Welcome to the first post of the Oppenheim Law Blog, focused on South Florida foreclosures.
We started this blog to keep you up to date on newsworthy legal topics, such as Florida foreclosure law, internet ventures, and personal injury law. Our Florida law professionals will give advice on how these topics affect you and how you should respond. The general public, the news media, and the legal industry will find this blog a valuable resource to keep a finger on the pulse of legal issues in South Florida. We hope you will engage with us, leave comments, and ask questions as you stay informed about legal matters that matter to you.
Pondering Shays’ Rebellion and Florida Foreclosure Laws
You may be reading stories about our Fort Lauderdale law office’s commitment to foreclosure defense. I wanted to take a moment to explain why we’re so dedicated to defending homeowners struggling through the judicial system.
Do you remember Shays’ Rebellion? Some call it the “last battle of the American Revolution.”
Revolutionary War Captain Daniel Shays helped organize an insurrection against the Massachusetts government in 1787. Unfair laws, high property taxes, poll taxes and unjust court procedures made life worse than before America’s independence from the United Kingdom. While government officials had excessive salaries, those in debt were jailed.
Long story short, the rebellion in the face of this financial and economic crisis led the government to reevaluate the Articles of Confederation and was the impetus to the Constitutional Convention. The result was a new and stronger government under the United States Constitution.

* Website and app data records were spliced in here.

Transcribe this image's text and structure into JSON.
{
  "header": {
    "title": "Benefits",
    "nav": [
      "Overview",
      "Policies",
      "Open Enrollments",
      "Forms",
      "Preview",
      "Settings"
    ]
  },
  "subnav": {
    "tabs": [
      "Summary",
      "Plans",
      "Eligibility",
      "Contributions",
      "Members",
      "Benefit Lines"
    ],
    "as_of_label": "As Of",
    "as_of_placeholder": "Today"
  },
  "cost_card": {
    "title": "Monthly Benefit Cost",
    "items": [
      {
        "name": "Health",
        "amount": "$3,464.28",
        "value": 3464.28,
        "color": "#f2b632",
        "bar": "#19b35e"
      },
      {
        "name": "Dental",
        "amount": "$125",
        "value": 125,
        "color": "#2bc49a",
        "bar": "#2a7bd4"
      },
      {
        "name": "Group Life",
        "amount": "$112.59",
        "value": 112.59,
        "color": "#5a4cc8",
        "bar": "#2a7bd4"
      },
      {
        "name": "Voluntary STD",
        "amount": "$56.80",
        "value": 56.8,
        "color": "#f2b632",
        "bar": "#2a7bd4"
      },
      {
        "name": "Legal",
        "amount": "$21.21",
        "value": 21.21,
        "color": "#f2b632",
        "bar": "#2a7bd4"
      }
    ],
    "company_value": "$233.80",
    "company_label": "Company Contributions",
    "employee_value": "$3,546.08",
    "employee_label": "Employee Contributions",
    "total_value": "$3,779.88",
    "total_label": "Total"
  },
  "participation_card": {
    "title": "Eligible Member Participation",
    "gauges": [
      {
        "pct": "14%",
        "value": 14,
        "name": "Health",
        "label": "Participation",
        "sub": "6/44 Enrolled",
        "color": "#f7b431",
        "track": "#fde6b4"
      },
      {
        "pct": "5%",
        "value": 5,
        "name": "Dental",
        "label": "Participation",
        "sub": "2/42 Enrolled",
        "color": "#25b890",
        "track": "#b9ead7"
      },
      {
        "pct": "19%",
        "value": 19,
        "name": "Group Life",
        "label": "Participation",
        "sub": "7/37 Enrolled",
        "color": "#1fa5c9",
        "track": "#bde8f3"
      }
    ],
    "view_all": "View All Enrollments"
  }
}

I don’t expect an armed uprising during Florida’s foreclosure crisis, but I do expect homeowners to get upset when they discover that, in many cases, Florida lenders are foreclosing on them without any proof of loan ownership. Some banks are violating homeowners’ Constitutional rights in terms of due process by failing to produce these documents – a legal requirement of foreclosure.
Our internal investigations show this happens more than we’d like to think. So we’re up in arms, so to speak, for homeowners. We want to ensure that homeowners are fairly represented in a court of law and that due process is followed. The bottom line: if the bank can’t prove ownership, they can’t foreclose.
See my recent news about Florida foreclosure law: http://www.oppenheimlaw.com/